## About this exercise
The full set of entries needs to be reproduced exactly.

[Source data]
○ ○ ○ ○
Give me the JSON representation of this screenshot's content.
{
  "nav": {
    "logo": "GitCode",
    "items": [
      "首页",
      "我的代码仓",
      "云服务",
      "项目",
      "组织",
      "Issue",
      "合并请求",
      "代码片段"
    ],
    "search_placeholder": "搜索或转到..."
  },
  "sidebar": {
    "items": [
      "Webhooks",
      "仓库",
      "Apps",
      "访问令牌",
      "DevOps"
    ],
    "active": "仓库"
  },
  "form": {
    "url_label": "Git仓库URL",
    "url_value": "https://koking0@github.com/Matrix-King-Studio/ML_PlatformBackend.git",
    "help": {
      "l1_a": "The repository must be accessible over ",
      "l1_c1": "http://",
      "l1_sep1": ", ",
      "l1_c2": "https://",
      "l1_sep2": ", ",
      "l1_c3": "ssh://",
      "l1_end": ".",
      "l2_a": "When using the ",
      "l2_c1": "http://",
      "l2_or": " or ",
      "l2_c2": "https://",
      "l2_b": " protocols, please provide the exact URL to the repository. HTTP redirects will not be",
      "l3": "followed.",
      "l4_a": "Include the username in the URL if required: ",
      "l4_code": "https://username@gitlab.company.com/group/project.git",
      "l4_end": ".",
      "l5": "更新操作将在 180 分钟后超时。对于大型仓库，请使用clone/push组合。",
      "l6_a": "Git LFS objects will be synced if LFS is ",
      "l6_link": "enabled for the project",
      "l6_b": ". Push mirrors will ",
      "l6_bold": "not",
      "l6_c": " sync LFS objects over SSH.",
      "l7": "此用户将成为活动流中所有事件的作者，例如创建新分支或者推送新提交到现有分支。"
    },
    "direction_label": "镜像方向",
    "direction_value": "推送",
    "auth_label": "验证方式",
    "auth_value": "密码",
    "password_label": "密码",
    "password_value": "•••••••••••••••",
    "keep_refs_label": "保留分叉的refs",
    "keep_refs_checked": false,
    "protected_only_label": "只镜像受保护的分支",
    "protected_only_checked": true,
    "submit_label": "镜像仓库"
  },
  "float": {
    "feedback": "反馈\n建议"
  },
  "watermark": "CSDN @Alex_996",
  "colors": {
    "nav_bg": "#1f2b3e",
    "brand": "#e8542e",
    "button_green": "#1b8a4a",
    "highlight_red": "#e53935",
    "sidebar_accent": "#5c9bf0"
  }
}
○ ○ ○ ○
## Finished task
Give me the JSON representation of this screenshot's content.
{
  "nav": {
    "logo": "GitCode",
    "items": [
      "首页",
      "我的代码仓",
      "云服务",
      "项目",
      "组织",
      "Issue",
      "合并请求",
      "代码片段"
    ],
    "search_placeholder": "搜索或转到..."
  },
  "sidebar": {
    "items": [
      "Webhooks",
      "仓库",
      "Apps",
      "访问令牌",
      "DevOps"
    ],
    "active": "仓库"
  },
  "form": {
    "url_label": "Git仓库URL",
    "url_value": "https://koking0@github.com/Matrix-King-Studio/ML_PlatformBackend.git",
    "help": {
      "l1_a": "The repository must be accessible over ",
      "l1_c1": "http://",
      "l1_sep1": ", ",
      "l1_c2": "https://",
      "l1_sep2": ", ",
      "l1_c3": "ssh://",
      "l1_end": ".",
      "l2_a": "When using the ",
      "l2_c1": "http://",
      "l2_or": " or ",
      "l2_c2": "https://",
      "l2_b": " protocols, please provide the exact URL to the repository. HTTP redirects will not be",
      "l3": "followed.",
      "l4_a": "Include the username in the URL if required: ",
      "l4_code": "https://username@gitlab.company.com/group/project.git",
      "l4_end": ".",
      "l5": "更新操作将在 180 分钟后超时。对于大型仓库，请使用clone/push组合。",
      "l6_a": "Git LFS objects will be synced if LFS is ",
      "l6_link": "enabled for the project",
      "l6_b": ". Push mirrors will ",
      "l6_bold": "not",
      "l6_c": " sync LFS objects over SSH.",
      "l7": "此用户将成为活动流中所有事件的作者，例如创建新分支或者推送新提交到现有分支。"
    },
    "direction_label": "镜像方向",
    "direction_value": "推送",
    "auth_label": "验证方式",
    "auth_value": "密码",
    "password_label": "密码",
    "password_value": "•••••••••••••••",
    "keep_refs_label": "保留分叉的refs",
    "keep_refs_checked": false,
    "protected_only_label": "只镜像受保护的分支",
    "protected_only_checked": true,
    "submit_label": "镜像仓库"
  },
  "float": {
    "feedback": "反馈\n建议"
  },
  "watermark": "CSDN @Alex_996",
  "colors": {
    "nav_bg": "#1f2b3e",
    "brand": "#e8542e",
    "button_green": "#1b8a4a",
    "highlight_red": "#e53935",
    "sidebar_accent": "#5c9bf0"
  }
}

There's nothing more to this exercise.